As you can see, not much difference either way. No land marks. No cell coverage. I walked for a LONG ways, eventually coming to the conclusion that I had somehow MISSED the Jeep. So then I thought, I will walk in the direction of the road (OR at least where I thought the road was). Not much luck there either. Finally, I decided to use my noggin(as my mother referred to it as) and go to the highest point I could see. I should add at this point that I also had a GPS, but being a poor one, it only showed red dots and it was hard to know if I was getting closer or further way from them.
From the highest point I could see Ken (he has a way of wearing obnoxiously visible clothing and it was bright orange that day) He was a long ways away, and did not see me, because I am MUCH more stylish than him I was wearing a lovely shade of red that was much closer to camouflage….. Fortunately Tucker (remember him…) saw Ken and went racing towards him. Tucker always likes us all the be together. Turns out I was at least a mile and a half from the Jeep, and when Ken went back to the Jeep, it was not much help because I had the keys….
Needless to say we had a joyful reunion and went back to looking for rocks.
Now these are not great pictures, it is 5 in the morning so not much light….. but they are common opal. “COMMON” opal is usually white.
The more valuable “Precious Opal” is a rainbow of colours and personally I think seem a little TOO bright, almost fake like. However I found this…. “Because opal has the colors of other gems, the Romans thought it was the most precious and powerful of all. The Bedouins believed that opals contained lightning and fell from the sky during thunderstorms.

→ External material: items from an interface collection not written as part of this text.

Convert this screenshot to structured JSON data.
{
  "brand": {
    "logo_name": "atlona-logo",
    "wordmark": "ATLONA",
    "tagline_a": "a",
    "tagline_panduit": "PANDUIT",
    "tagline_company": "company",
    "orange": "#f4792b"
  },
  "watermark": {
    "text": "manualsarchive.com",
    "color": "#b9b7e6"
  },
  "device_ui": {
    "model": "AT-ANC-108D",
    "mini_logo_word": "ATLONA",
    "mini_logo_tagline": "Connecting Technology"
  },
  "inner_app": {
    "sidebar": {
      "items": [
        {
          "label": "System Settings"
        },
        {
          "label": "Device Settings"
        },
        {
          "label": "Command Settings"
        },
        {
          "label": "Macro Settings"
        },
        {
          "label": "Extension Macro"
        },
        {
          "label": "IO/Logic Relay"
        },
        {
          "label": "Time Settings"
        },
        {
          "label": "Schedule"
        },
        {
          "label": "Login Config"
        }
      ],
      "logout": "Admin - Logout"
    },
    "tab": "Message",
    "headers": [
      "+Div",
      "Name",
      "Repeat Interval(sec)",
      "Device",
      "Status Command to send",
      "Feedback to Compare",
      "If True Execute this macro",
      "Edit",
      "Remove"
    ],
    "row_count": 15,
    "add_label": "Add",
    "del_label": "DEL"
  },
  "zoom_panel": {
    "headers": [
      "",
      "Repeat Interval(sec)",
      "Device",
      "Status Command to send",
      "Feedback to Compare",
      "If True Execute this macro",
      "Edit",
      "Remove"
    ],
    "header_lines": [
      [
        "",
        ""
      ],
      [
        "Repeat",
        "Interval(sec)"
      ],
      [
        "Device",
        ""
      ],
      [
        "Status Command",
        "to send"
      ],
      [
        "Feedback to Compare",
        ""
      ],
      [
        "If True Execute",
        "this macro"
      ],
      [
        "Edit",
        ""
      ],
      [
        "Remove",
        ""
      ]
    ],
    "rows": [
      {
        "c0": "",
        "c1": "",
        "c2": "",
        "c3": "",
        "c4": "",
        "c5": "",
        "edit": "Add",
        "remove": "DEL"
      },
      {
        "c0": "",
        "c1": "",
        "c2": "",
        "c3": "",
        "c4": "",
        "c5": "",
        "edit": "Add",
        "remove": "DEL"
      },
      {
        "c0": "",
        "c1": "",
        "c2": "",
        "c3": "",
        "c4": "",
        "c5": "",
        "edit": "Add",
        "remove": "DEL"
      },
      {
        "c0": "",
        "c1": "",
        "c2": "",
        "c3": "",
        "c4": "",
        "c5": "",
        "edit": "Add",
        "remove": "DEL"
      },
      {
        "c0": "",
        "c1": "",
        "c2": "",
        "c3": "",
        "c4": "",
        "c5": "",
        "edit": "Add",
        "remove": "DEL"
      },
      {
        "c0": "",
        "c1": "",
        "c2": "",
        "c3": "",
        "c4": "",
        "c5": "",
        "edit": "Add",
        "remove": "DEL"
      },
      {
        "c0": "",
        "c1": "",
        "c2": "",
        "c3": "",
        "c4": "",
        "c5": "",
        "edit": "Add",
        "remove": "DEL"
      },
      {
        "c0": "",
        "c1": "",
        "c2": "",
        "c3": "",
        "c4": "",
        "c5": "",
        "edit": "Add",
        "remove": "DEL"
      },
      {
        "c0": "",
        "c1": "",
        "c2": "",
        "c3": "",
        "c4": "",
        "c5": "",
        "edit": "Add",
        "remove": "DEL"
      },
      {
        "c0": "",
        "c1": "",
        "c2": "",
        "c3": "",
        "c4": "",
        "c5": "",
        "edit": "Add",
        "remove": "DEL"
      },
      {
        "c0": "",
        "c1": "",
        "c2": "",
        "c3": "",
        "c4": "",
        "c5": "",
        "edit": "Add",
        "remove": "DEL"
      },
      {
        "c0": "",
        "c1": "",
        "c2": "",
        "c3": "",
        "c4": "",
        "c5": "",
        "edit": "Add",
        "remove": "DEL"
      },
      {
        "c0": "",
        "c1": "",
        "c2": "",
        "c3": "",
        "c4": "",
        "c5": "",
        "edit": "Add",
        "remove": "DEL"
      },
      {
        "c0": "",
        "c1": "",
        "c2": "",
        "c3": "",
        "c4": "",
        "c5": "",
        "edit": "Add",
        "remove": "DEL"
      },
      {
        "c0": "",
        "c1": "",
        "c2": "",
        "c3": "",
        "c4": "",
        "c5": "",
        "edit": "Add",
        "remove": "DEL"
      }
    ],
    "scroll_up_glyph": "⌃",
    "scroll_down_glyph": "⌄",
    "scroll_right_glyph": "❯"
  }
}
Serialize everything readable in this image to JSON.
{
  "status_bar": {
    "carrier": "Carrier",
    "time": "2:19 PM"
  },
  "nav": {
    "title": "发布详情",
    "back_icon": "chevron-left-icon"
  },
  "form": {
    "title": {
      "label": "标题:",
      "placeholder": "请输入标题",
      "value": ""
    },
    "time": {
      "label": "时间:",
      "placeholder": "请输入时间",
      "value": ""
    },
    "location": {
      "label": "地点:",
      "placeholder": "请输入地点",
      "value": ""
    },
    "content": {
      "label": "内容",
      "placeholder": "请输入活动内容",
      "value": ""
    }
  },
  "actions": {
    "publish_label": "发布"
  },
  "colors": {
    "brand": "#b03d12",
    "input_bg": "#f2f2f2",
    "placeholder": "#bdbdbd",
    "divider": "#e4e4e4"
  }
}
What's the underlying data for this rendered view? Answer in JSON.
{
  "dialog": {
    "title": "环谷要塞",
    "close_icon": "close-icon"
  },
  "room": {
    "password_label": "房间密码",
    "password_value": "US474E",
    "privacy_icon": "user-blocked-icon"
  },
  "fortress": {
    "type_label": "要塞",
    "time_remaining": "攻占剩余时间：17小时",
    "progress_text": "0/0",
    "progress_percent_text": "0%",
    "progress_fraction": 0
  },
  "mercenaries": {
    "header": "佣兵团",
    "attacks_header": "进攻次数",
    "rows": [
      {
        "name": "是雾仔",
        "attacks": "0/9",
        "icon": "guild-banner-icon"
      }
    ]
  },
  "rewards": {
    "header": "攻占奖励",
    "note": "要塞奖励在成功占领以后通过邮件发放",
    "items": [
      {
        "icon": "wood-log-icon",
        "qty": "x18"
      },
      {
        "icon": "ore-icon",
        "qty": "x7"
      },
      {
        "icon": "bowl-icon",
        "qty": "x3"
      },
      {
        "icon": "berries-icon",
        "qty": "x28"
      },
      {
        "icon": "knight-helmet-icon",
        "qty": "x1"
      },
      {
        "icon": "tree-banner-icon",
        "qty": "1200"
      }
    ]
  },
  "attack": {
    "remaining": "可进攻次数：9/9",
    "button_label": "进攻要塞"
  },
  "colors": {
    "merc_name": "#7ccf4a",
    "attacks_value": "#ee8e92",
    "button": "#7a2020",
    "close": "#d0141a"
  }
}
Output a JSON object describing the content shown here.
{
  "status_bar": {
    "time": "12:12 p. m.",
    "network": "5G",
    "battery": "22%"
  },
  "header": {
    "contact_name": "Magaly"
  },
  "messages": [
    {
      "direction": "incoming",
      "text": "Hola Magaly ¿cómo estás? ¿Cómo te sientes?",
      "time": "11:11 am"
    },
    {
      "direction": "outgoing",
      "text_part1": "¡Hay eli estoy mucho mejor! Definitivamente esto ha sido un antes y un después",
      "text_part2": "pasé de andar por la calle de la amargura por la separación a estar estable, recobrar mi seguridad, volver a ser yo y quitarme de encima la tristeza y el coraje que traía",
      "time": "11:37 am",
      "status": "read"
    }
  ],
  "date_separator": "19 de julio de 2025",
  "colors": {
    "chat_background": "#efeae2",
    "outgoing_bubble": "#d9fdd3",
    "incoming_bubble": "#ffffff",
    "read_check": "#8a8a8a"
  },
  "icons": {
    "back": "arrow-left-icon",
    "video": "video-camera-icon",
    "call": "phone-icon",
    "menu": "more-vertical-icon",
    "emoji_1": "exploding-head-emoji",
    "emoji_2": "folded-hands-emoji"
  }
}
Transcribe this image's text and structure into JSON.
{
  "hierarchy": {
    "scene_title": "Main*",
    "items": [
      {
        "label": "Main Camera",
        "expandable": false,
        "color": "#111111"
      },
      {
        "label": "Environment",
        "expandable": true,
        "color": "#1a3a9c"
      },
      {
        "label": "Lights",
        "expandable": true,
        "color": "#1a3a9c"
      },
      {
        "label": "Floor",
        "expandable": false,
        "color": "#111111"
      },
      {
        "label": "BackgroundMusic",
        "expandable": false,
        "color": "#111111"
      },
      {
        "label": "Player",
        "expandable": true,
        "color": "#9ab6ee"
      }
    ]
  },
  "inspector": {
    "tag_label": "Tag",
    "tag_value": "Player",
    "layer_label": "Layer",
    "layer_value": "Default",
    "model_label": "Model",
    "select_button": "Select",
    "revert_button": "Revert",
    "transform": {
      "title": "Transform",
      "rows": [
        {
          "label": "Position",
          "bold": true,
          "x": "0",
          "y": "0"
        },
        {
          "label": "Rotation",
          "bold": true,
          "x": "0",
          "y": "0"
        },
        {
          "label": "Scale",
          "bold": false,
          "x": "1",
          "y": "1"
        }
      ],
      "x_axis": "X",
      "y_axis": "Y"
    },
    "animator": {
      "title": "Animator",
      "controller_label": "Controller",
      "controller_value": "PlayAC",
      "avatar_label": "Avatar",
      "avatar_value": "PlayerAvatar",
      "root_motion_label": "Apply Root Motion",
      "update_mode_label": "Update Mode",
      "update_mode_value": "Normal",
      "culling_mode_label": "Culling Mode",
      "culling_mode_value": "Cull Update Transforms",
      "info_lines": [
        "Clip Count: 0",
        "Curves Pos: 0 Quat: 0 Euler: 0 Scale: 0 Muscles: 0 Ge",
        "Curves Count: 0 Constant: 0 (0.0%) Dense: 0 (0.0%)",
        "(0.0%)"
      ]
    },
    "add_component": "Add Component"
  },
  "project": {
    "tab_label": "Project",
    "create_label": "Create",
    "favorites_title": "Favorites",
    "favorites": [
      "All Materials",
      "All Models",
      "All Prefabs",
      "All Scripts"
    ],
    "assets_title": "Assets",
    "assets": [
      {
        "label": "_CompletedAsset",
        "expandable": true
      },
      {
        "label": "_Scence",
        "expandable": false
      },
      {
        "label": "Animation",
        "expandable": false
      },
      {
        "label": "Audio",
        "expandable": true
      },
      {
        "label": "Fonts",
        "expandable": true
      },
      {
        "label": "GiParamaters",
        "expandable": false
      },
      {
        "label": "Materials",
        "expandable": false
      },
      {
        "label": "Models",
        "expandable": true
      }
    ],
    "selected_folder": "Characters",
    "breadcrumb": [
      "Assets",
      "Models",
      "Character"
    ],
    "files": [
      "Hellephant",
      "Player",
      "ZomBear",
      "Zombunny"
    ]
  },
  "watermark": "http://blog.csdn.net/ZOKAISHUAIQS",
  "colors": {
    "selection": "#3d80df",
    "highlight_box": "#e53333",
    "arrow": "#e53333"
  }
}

When Australia’s mines began to produce opals commercially in the 1890s, it quickly became the world’s primary source for this October birthstone.”
I do not have any “precious opal”, but our property has lots of white opal and this is the first time we have found green opal.
These will all need to be cut to show their real beauty.
Much love to all, from Janet, Ken and our utterly useless (when you are lost) hound Dog Tucker.